The growing communalization of politics in India and the absence of viable forces to combat it do not provide grounds for optimism in 2003

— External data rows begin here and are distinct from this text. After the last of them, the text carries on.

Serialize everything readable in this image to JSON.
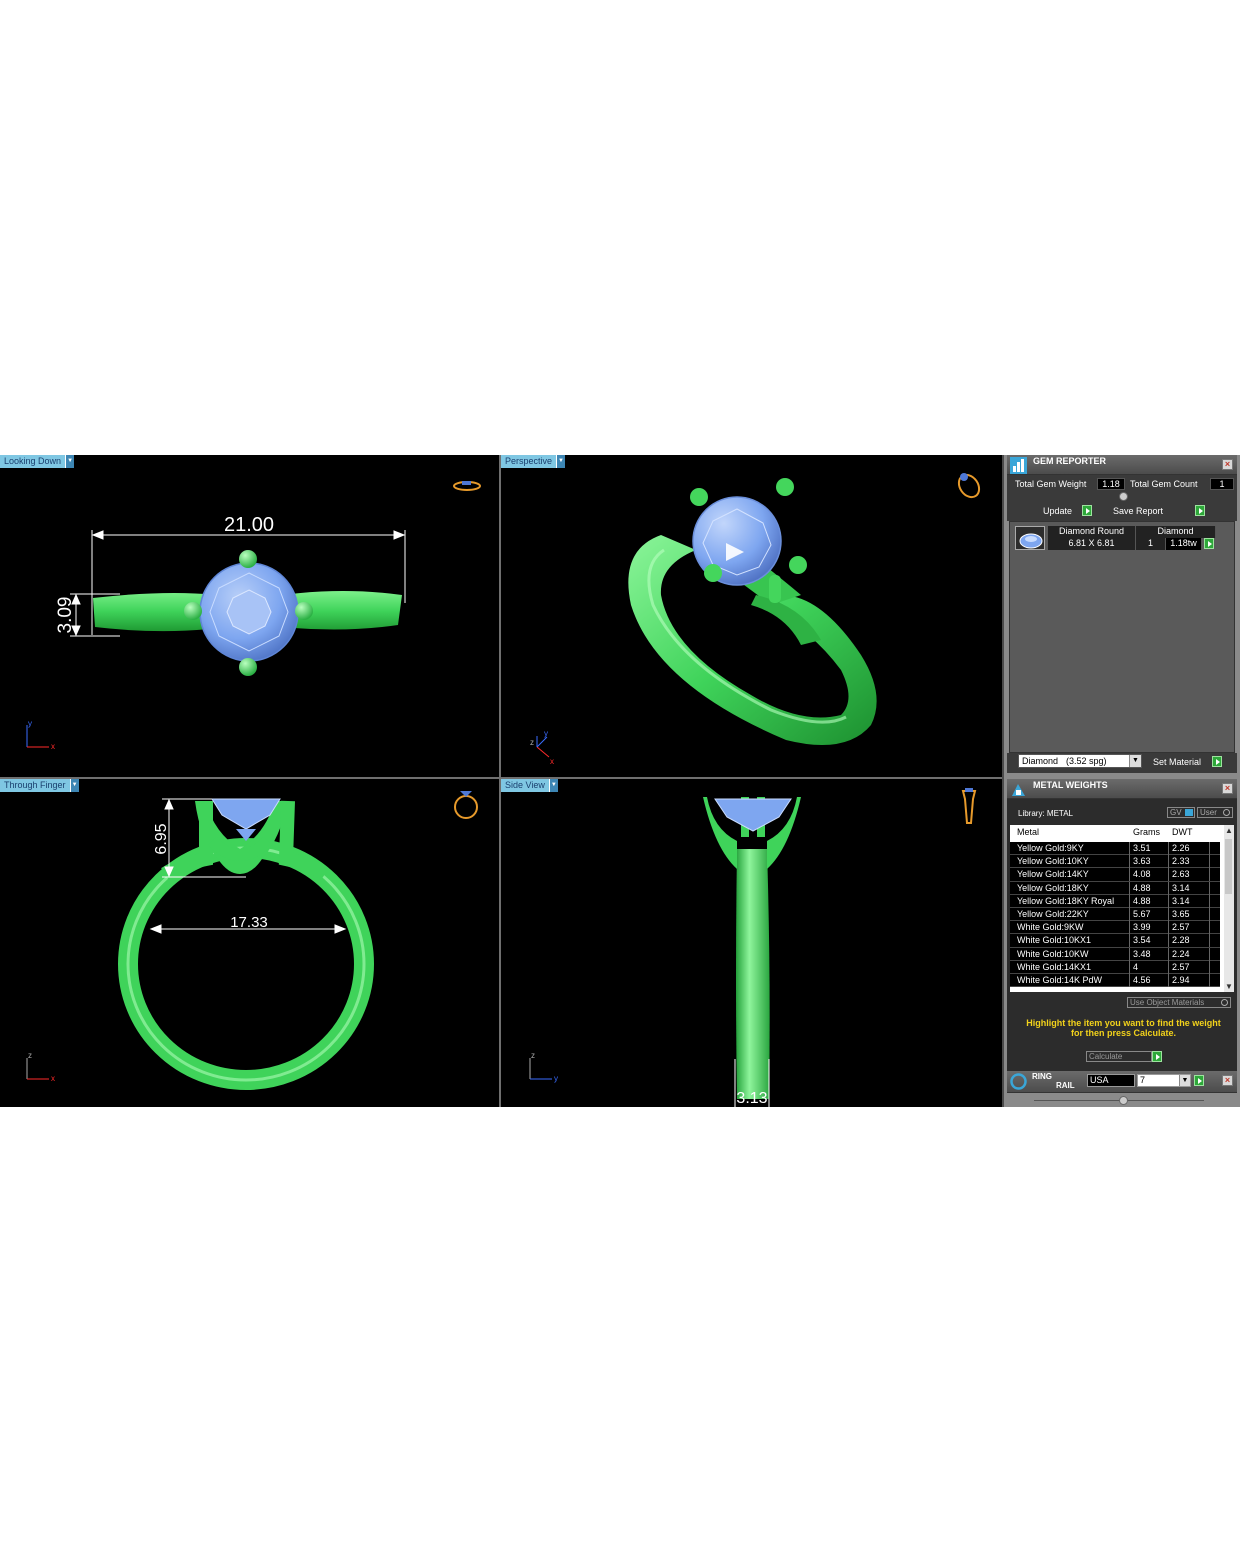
{
  "viewports": {
    "top_left": {
      "label": "Looking Down",
      "dim_width": "21.00",
      "dim_height": "3.09"
    },
    "top_right": {
      "label": "Perspective"
    },
    "bottom_left": {
      "label": "Through Finger",
      "dim_height": "6.95",
      "dim_inner": "17.33"
    },
    "bottom_right": {
      "label": "Side View",
      "dim_width": "3.13"
    }
  },
  "gem_reporter": {
    "title": "GEM REPORTER",
    "total_gem_weight_label": "Total Gem Weight",
    "total_gem_weight": "1.18",
    "total_gem_count_label": "Total Gem Count",
    "total_gem_count": "1",
    "update_label": "Update",
    "save_report_label": "Save Report",
    "gem_row": {
      "shape": "Diamond Round",
      "material": "Diamond",
      "size": "6.81 X 6.81",
      "count": "1",
      "weight": "1.18tw"
    },
    "material_select": "Diamond",
    "material_select_sg": "(3.52 spg)",
    "set_material_label": "Set Material"
  },
  "metal_weights": {
    "title": "METAL WEIGHTS",
    "library_label": "Library: METAL",
    "gv_label": "GV",
    "user_label": "User",
    "columns": {
      "metal": "Metal",
      "grams": "Grams",
      "dwt": "DWT"
    },
    "rows": [
      {
        "metal": "Yellow Gold:9KY",
        "grams": "3.51",
        "dwt": "2.26"
      },
      {
        "metal": "Yellow Gold:10KY",
        "grams": "3.63",
        "dwt": "2.33"
      },
      {
        "metal": "Yellow Gold:14KY",
        "grams": "4.08",
        "dwt": "2.63"
      },
      {
        "metal": "Yellow Gold:18KY",
        "grams": "4.88",
        "dwt": "3.14"
      },
      {
        "metal": "Yellow Gold:18KY Royal",
        "grams": "4.88",
        "dwt": "3.14"
      },
      {
        "metal": "Yellow Gold:22KY",
        "grams": "5.67",
        "dwt": "3.65"
      },
      {
        "metal": "White Gold:9KW",
        "grams": "3.99",
        "dwt": "2.57"
      },
      {
        "metal": "White Gold:10KX1",
        "grams": "3.54",
        "dwt": "2.28"
      },
      {
        "metal": "White Gold:10KW",
        "grams": "3.48",
        "dwt": "2.24"
      },
      {
        "metal": "White Gold:14KX1",
        "grams": "4",
        "dwt": "2.57"
      },
      {
        "metal": "White Gold:14K PdW",
        "grams": "4.56",
        "dwt": "2.94"
      }
    ],
    "use_object_materials": "Use Object Materials",
    "hint": "Highlight the item you want to find the weight for then press Calculate.",
    "calculate_label": "Calculate"
  },
  "ring_rail": {
    "title_1": "RING",
    "title_2": "RAIL",
    "country": "USA",
    "size": "7"
  },
  "colors": {
    "ring": "#3fd35a",
    "gem": "#7ea6f0",
    "tab": "#7fc7e3",
    "hint": "#f2d21b"
  }
}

Helplessness and its consequent frustration have a tendency to lapse into cynicism and apathy. That is the danger inherent in the political possibilities that lie ahead in the year 2003. It will be stupid to deny that communal politics and mobilization along religious lines have come to stay in the body politic in India. How the republic of India, its intelligentsia and political parties combat, cope with or adapt to this growing phenomenon will be the critical questions in the immediate future. There are two faces to the growing communalization of Indian society. One is the Islamic face which has global links and connections. Sections of Muslims in India, feeling beleaguered and falling back on the more fundamentalist aspects of their faith, are taking to violence. The other face relates to majoritarian communalism in India. This is represented by the Bharatiya Janata Party and the other bodies owing allegiance to the ideological family, the sangh parivar, to which the BJP also belongs. There is the argument that ostracism of the sangh parivar will only serve to make it more extremist and irresponsible. This argument proposes to accommodate the BJP within the mainstream of Indian politics to make it pursue a middle-of-the-road political line. There is a danger in this. The historical precedent of Nazi Germany shows how devastating such an experiment can be. The playing out of this process, somewhat outside the control of the immediate actors, will determine the nature of Indian politics and thus the character of the nation.

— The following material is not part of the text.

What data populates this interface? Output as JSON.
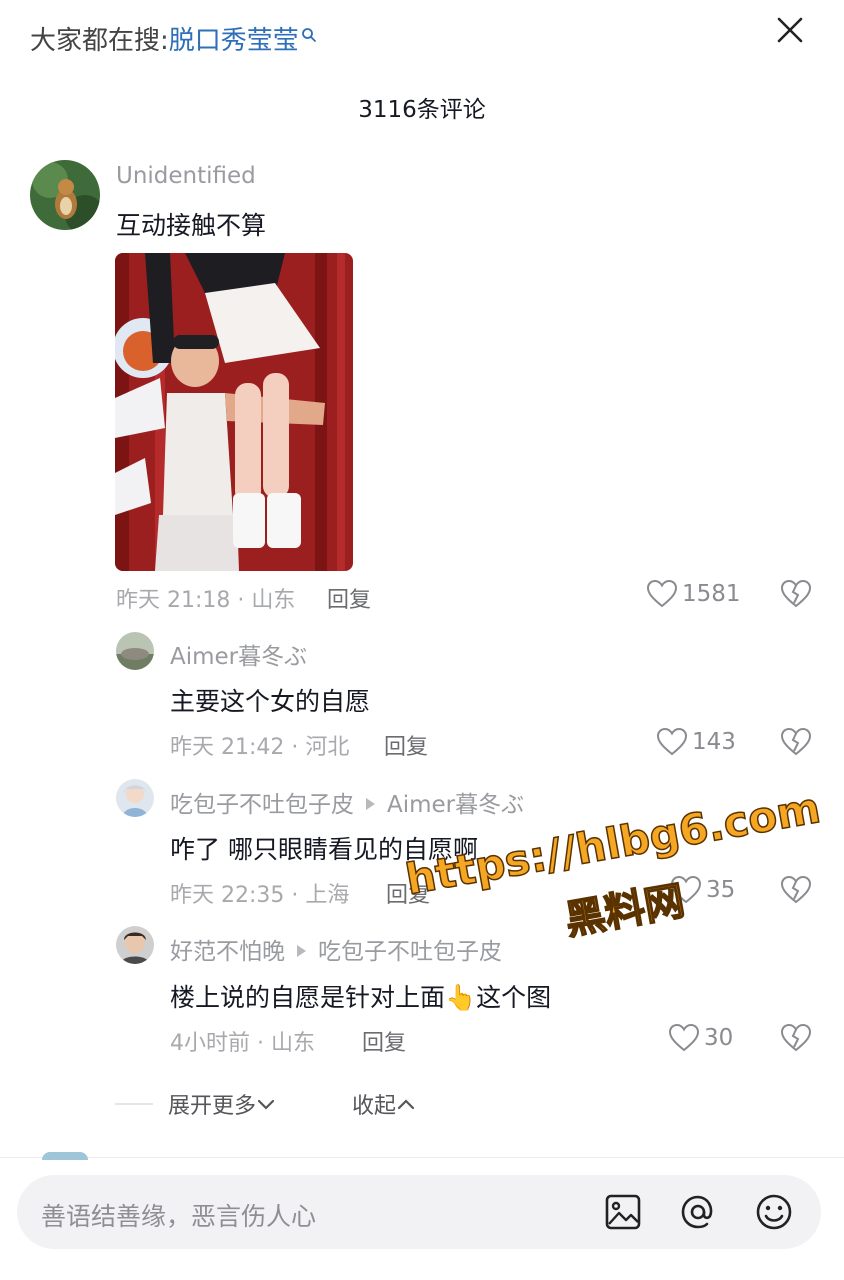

If the growing importance of the BJP and Hindutva is undeniable then so is the absence of any effective force to combat them and to reinstate secularism in its rightful place in Indian life. The Congress, in the past, has been the principal champion of secularism. The Congress now is in ideological and even perhaps in organizational disarray. It has no ideological direction. Witness its decision to pursue a soft Hindutva line in its election campaign in Gujarat. The other political force committed to secularism is the left which has no presence in national politics. The Samajwadi Party is a bulwark against the BJP in Uttar Pradesh but its advocacy of secularism is somewhat ersatz because of its strong caste orientation. It has become a feature of Indian politics that modern political parties use pre-modern aspects of Indian life, like caste and religion, for their political mobilization. This has facilitated the growth of the politics of hatred and has made the establishment of the secular project appear half-cocked.

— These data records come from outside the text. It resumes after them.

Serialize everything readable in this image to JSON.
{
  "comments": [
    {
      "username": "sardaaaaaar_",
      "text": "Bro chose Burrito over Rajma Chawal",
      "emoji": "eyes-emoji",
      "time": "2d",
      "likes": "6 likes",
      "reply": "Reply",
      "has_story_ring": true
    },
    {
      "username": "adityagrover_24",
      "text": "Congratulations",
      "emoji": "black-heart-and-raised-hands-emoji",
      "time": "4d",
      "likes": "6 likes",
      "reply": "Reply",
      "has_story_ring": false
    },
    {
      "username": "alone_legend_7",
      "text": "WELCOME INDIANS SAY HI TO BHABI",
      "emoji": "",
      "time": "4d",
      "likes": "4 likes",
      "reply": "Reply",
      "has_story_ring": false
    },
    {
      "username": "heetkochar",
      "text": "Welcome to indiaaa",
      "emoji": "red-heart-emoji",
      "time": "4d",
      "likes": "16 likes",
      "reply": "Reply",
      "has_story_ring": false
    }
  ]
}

Cynicism can only aid this process. But there exists no ground for optimism. The grand vision of building a modern India: powerful, democratic , tolerant and dynamic, increasingly seems like a chimera. The coming year might re- define the Indian republic but that by itself may not provide a basis for hope for those who are still inspired by that grand vision.